The Barnabas Venture received application for the our doctoral scholarship from a pastor from Burkina Faso who is a candidate for the DMin at Laval University in Quebec City. I explained to him that we do not give scholarships for the DMin. The DMin is aimed at practitioners of Christian ministries to enhance their current ministry and is a therefore a practical not an academic degree. Typically, it is offered in modular format while the pastor is in full-time ministry. It differs significantly from a PhD, which is a full-time academic degree which trains a person for employment in academia in research and teaching.
The Barnabas Venture is concerned to raise the level of theological education in French-speaking Africa by training African professors who can serve in seminaries on African soil. At some point, these seminaries may wish to offer DMin programs and that could possibly be a good way to offer continuing professional development for African pastors. But the practical nature of DMin means that it cannot ideally be offered in the West for pastors in Africa. How is a Western seminary or university going to help an African pastor think through issues he or she faces in the parish? They are ill-equipped to do that. Ministry is so highly contextuality, as to render foreign DMin programs dubious.

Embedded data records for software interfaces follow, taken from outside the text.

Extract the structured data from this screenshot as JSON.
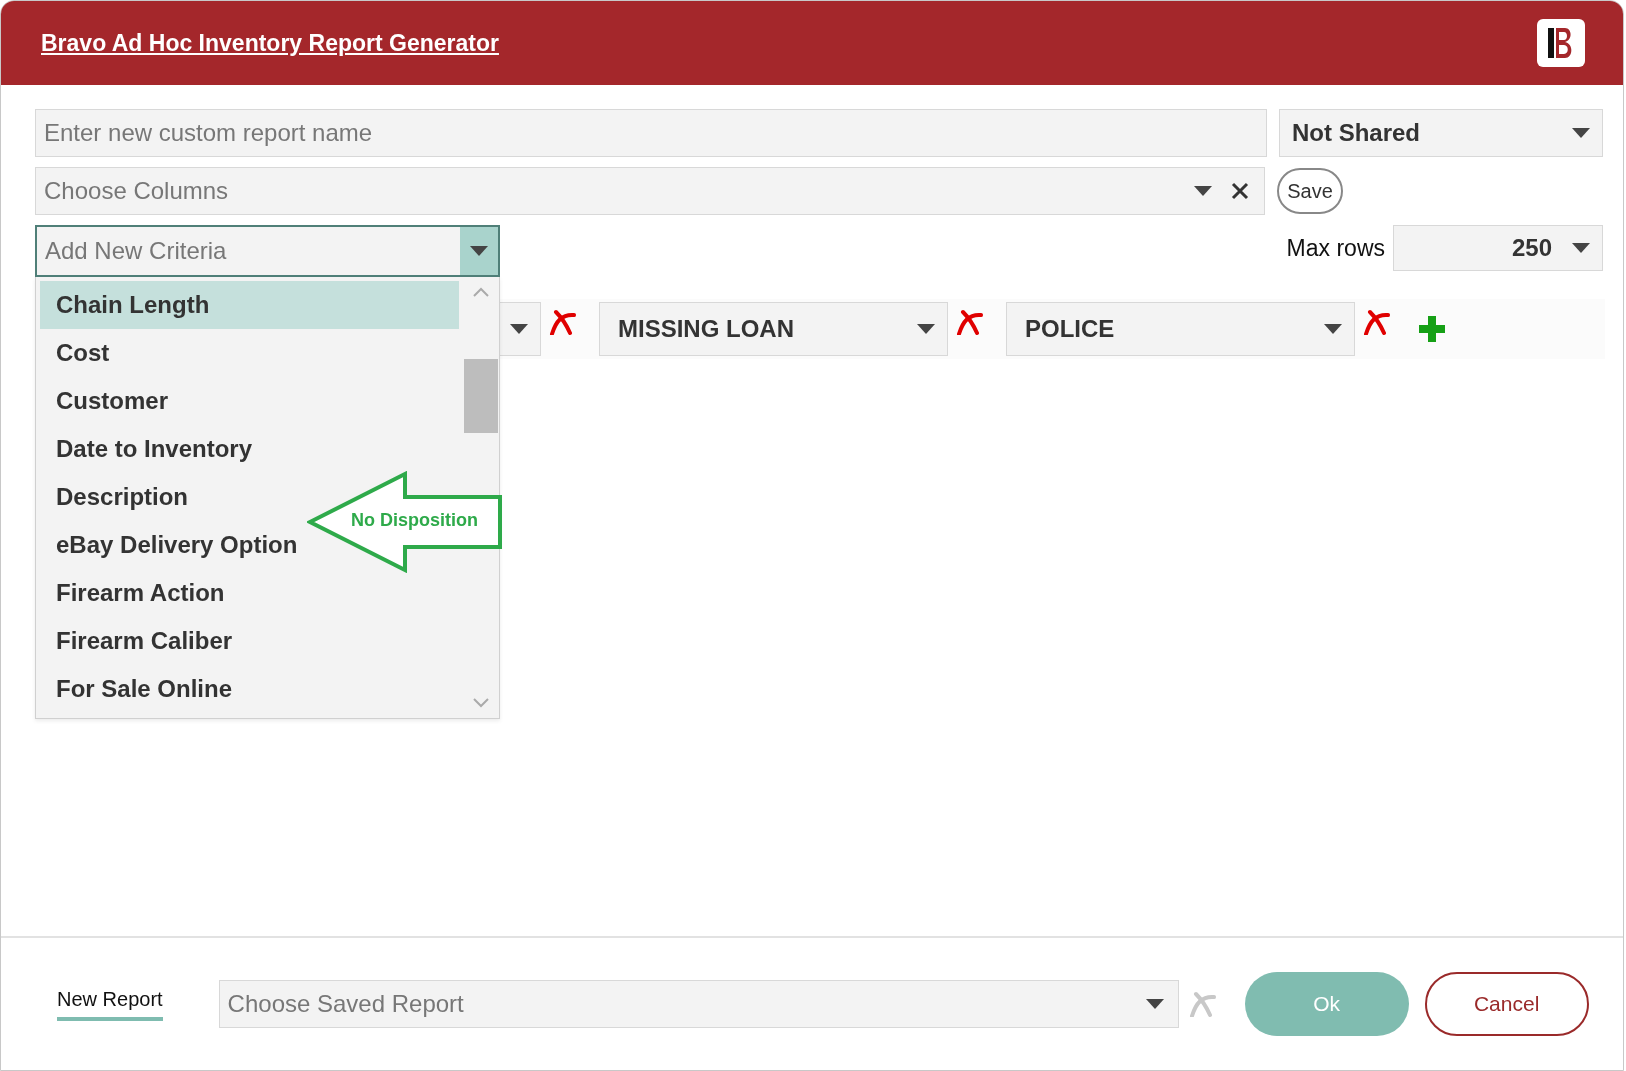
{
  "window": {
    "title": "Bravo Ad Hoc Inventory Report Generator"
  },
  "report_name": {
    "placeholder": "Enter new custom report name"
  },
  "sharing": {
    "value": "Not Shared"
  },
  "columns": {
    "placeholder": "Choose Columns"
  },
  "save_button": "Save",
  "criteria_picker": {
    "placeholder": "Add New Criteria",
    "expanded": true,
    "options": [
      {
        "label": "Chain Length",
        "selected": true
      },
      {
        "label": "Cost",
        "selected": false
      },
      {
        "label": "Customer",
        "selected": false
      },
      {
        "label": "Date to Inventory",
        "selected": false
      },
      {
        "label": "Description",
        "selected": false
      },
      {
        "label": "eBay Delivery Option",
        "selected": false
      },
      {
        "label": "Firearm Action",
        "selected": false
      },
      {
        "label": "Firearm Caliber",
        "selected": false
      },
      {
        "label": "For Sale Online",
        "selected": false
      }
    ]
  },
  "max_rows": {
    "label": "Max rows",
    "value": "250"
  },
  "criteria": [
    {
      "removable": true
    },
    {
      "value": "MISSING LOAN",
      "removable": true
    },
    {
      "value": "POLICE",
      "removable": true
    }
  ],
  "callout": {
    "text": "No Disposition"
  },
  "footer": {
    "tab": {
      "label": "New Report",
      "selected": true
    },
    "saved_report": {
      "placeholder": "Choose Saved Report"
    },
    "clear_disabled": true,
    "buttons": [
      {
        "label": "Ok",
        "kind": "primary"
      },
      {
        "label": "Cancel",
        "kind": "secondary"
      }
    ]
  }
}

We recognize that theological education in general must be contextual to address specific cultural issues. How much more is that true of a program intended to provide practitioners of ministry continuing education?